George Osborne has revealed the eight members of the new National Infrastructure Commission, including one of the key figures behind Labour’s proposals for a similar body.
The commission, which will be led by former Labour transport secretary Lord Adonis, will produce a list of priority infrastructure projects at the start of each five-year parliament.
Mr Osborne will say today that he wants the commission “to shake Britain out of its inertia on infrastructure”.
Alongside Lord Adonis on the commission will be Sir John Armitt, the former Olympic Delivery Authority chair who was commissioned by then shadow chancellor Ed Balls to lead a review into the UK’s infrastructure delivery in 2013.
His recommendations included the establishment of a politically independent commission to look up to 30 years ahead and set infrastructure priorities accordingly.
The government announced the launch of the NIC at the Conservative Party conference earlier this month, when the chancellor said he wanted to “create a cross-party consensus” on infrastructure.
The commission will also include former deputy prime minister Lord Heseltine and High Speed 2 design panel chair Sadie Morgan.
The other members, set to be unveiled at the commission’s launch in York this morning, are: former member of the Bank of England’s monetary policy committee Tim Besley; neuroscientist Demis Hassabis; former chief economist at the Greater London Authority Bridget Rosewall; and Victoria & Albert Museum chairman Sir Paul Ruddock.
Mr Osborne has used the launch to pledge £100bn of infrastructure spending by 2020; this includes funding the £15bn Roads Investment Strategy.
More details of the projects that will receive government backing will be announced at next month’s spending review, with funding to come from money raised by asset sales.

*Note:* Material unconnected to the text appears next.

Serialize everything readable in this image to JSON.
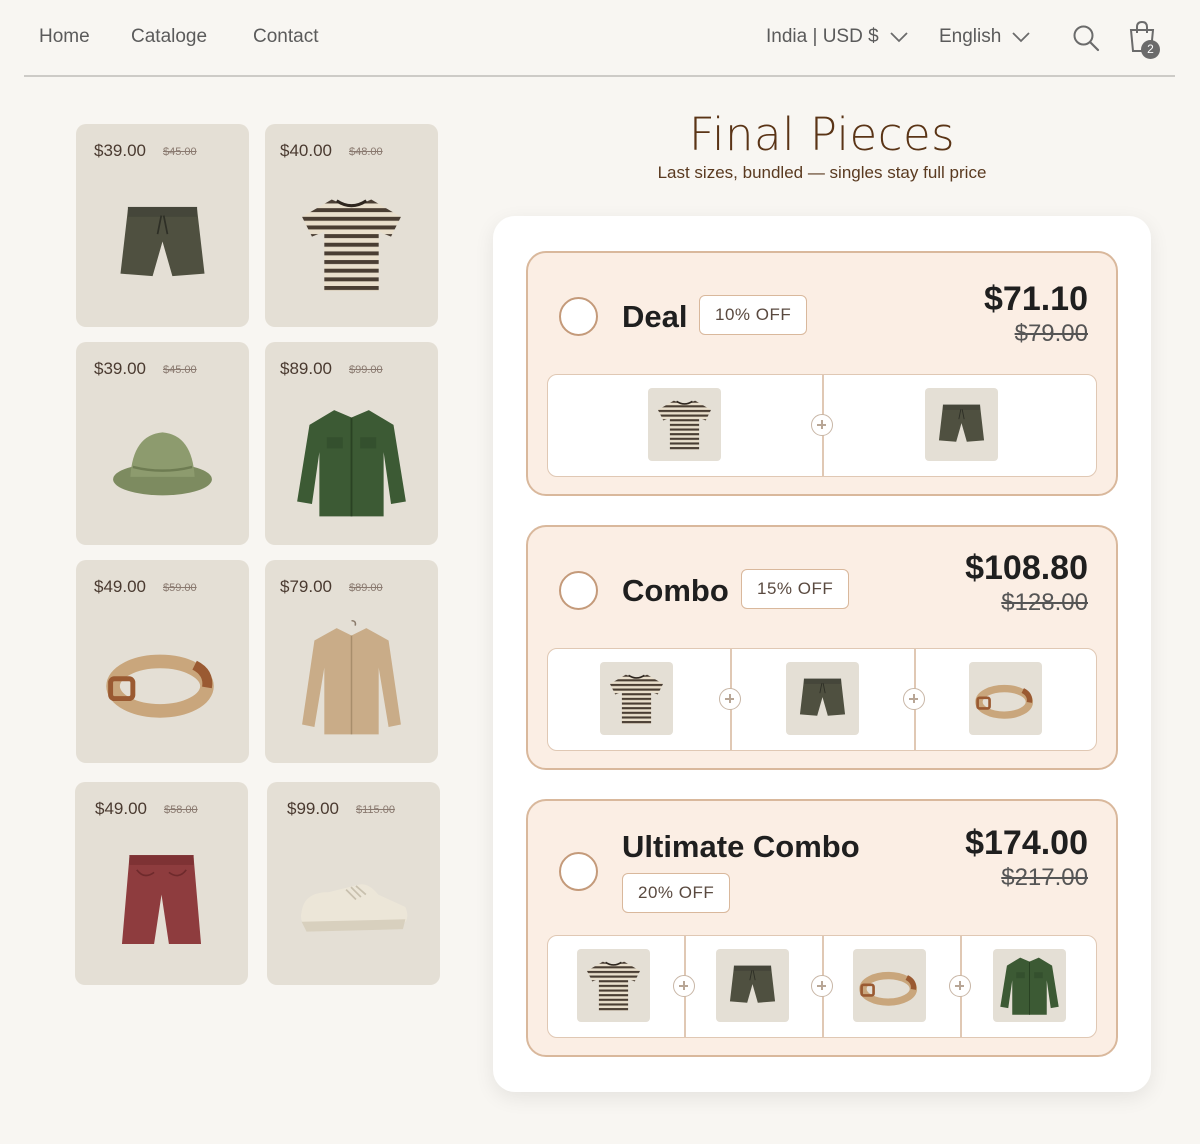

Initially, the commission will focus on northern connectivity; improving the London transport system, including developing Crossrail 2; and helping balance the energy market.
Mr Osborne said: “My spending review will be about delivering security.
“British people have to spend longer than they should getting to work, pay more than they should in energy bills and can’t buy the houses they want because of the failure of successive governments to think long term.
“Infrastructure isn’t some obscure concept; it’s about people’s lives, economic security and the sort of country we want to live in.
“That’s why I am determined to shake Britain out of its inertia on infrastructure and end the situation where we trail our rivals when it comes to building everything from the housing to the power stations that our children will need.
“This is about jobs, growth, living standards and ensuring Britain is fit for the future. We must be the builders.
“At the spending review, I will commit to investing £100bn in infrastructure over the next five years and we are creating an independent commission to give us a long-term, unbiased analysis of the country’s major infrastructure needs.
“We need to think long term and deliver a cross-party consensus on what we need to build.
“I am delighted Andrew Adonis and this world-class group of experts have agreed to come together on the National Infrastructure Commission to help us do that.”